3. ADs should invite directors of color to direct the classics as well as new plays to support their portfolio growth.
A word of caution: To conclude that the main problem is a pipeline issue and over time more women and people of color will become viable candidates is an incomplete diagnosis of the problem, and an excuse. It dismisses the large numbers of producers and directors who are well prepared and eager to take on artistic director positions. In addition to the pipeline, there is just as profound a glass ceiling that can be broken with a change in mindset among those who make hiring decisions. Here are some action points for hiring committees about selecting ADs:
1. Don’t overlook the sizable number of women directors and producers, including women of color, who have founded theatre companies, and have developed expertise in all aspects of artistic leadership. These women constitute a viable, immediately available pool of candidates, but are being overlooked in searches and are waiting just below the glass ceiling. Curiously, we found previous AD experience to be prevalent in the background of male, but not female artistic directors within LORT.
2. Be willing to go beyond your comfort zone and the current model of the male leader to trust and select women (and people of color) candidates. A fair number of female LORT ADs had worked in a LORT theatre prior to their AD appointment. These women were known and trusted, hence were promoted. There are many other talented women (directors and creative producers) who have the necessary skills without having worked in LORT. They need to be pulled into the search process.
3. Learn how to and then actively support any candidate’s success once on the job and continue to mentor them. One AD of color we interviewed points out that gender should hardly matter in choosing a candidate: “... nobody is prepared for one of these jobs when they come into it.” All new hires, male or female, people of color or white, will need support from their Board to succeed.
4. Move toward developing metrics for vetting leadership candidates to create greater transparency in the selection process and provide guidance to people in the pipeline. These metrics can also be used to evaluate the wisdom of the board’s selection and the performance of the candidate chosen.
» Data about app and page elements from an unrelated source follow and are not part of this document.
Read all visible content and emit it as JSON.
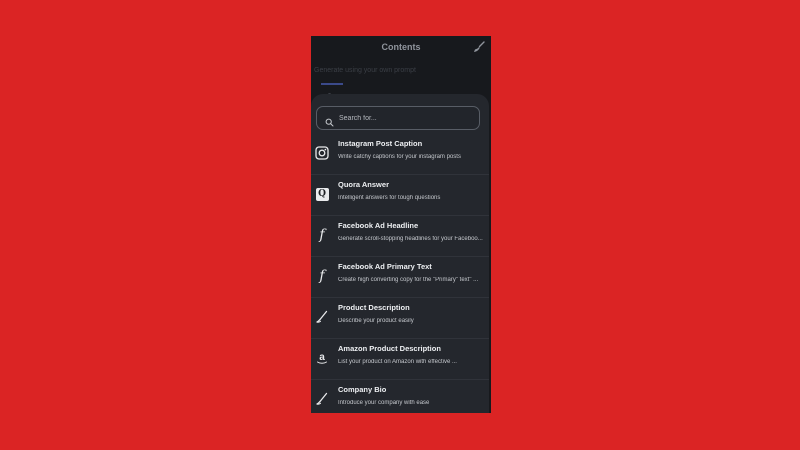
{
  "header": {
    "title": "Contents",
    "brush_icon": "brush-icon"
  },
  "background": {
    "prompt_text": "Generate using your own prompt"
  },
  "search": {
    "placeholder": "Search for...",
    "icon": "search-icon"
  },
  "items": [
    {
      "title": "Instagram Post Caption",
      "description": "Write catchy captions for your instagram posts",
      "icon": "instagram-icon"
    },
    {
      "title": "Quora Answer",
      "description": "Intelligent answers for tough questions",
      "icon": "quora-icon"
    },
    {
      "title": "Facebook Ad Headline",
      "description": "Generate scroll-stopping headlines for your Faceboo...",
      "icon": "facebook-icon"
    },
    {
      "title": "Facebook Ad Primary Text",
      "description": "Create high converting copy for the \"Primary\" text\" ...",
      "icon": "facebook-icon"
    },
    {
      "title": "Product Description",
      "description": "Describe your product easily",
      "icon": "pen-icon"
    },
    {
      "title": "Amazon Product Description",
      "description": "List your product on Amazon with effective ...",
      "icon": "amazon-icon"
    },
    {
      "title": "Company Bio",
      "description": "Introduce your company with ease",
      "icon": "pen-icon"
    }
  ],
  "colors": {
    "background": "#db2424",
    "panel": "#24272d",
    "text": "#eef0f3"
  }
}
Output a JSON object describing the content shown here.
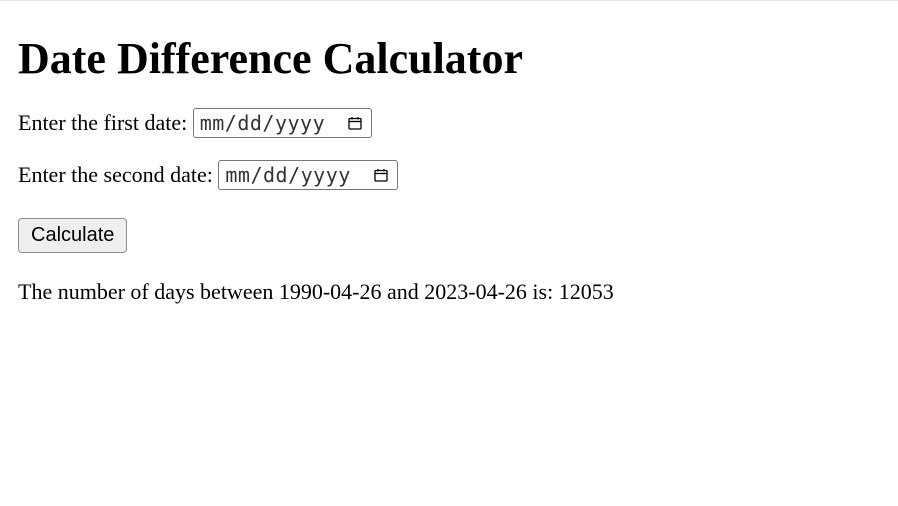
{
  "heading": "Date Difference Calculator",
  "form": {
    "first_label": "Enter the first date: ",
    "second_label": "Enter the second date: ",
    "date_placeholder": "mm/dd/yyyy",
    "calculate_label": "Calculate"
  },
  "result_text": "The number of days between 1990-04-26 and 2023-04-26 is: 12053"
}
Women have fared slightly better on the operational side of LORT theatres, outnumbering men in all departments, except executive/managerial directors (ED). So there is no pipeline problem for ED appointments; the absence of women at the top is clearly a glass ceiling issue. All it will take is for search committees to have the resolve to move beyond the model of having a man as the operational leader. But the lack of a pipeline issue for women aspiring to become EDs is true only for white women. Women of color are far fewer on the operational side and there is no woman of color who is the ED of a LORT theatre. For women of color, there is both a pipeline and a glass ceiling issue preventing their presence at the top. In our surveys, both women of color and white women’s comfort and expertise with fundraising come through as their strongest assets, and should be reasons for Board selection committees to seek them out. Indeed, a background in development is well represented among white female EDs. However, women managers reported that they are just as comfortable with budgeting, contracts, or real estate law. Ignoring these talents by placing the majority of women in development is limiting the pipeline and solidifying stereotypes that general management and finance are male domains.
Breaking the glass ceiling by creating more opportunities for women and people of color among current leadership in LORT now, without further delay, will serve as a route to simultaneously grow the pipeline reaching all the way down to high school teens who will learn to see the theatre as a possible and viable option among their career choices.
Sumru Erkut, Ph.D. and Ineke Ceder are members of the research team at the Wellesley Centers for Women, working on the Women's Leadership in Residential Theaters project.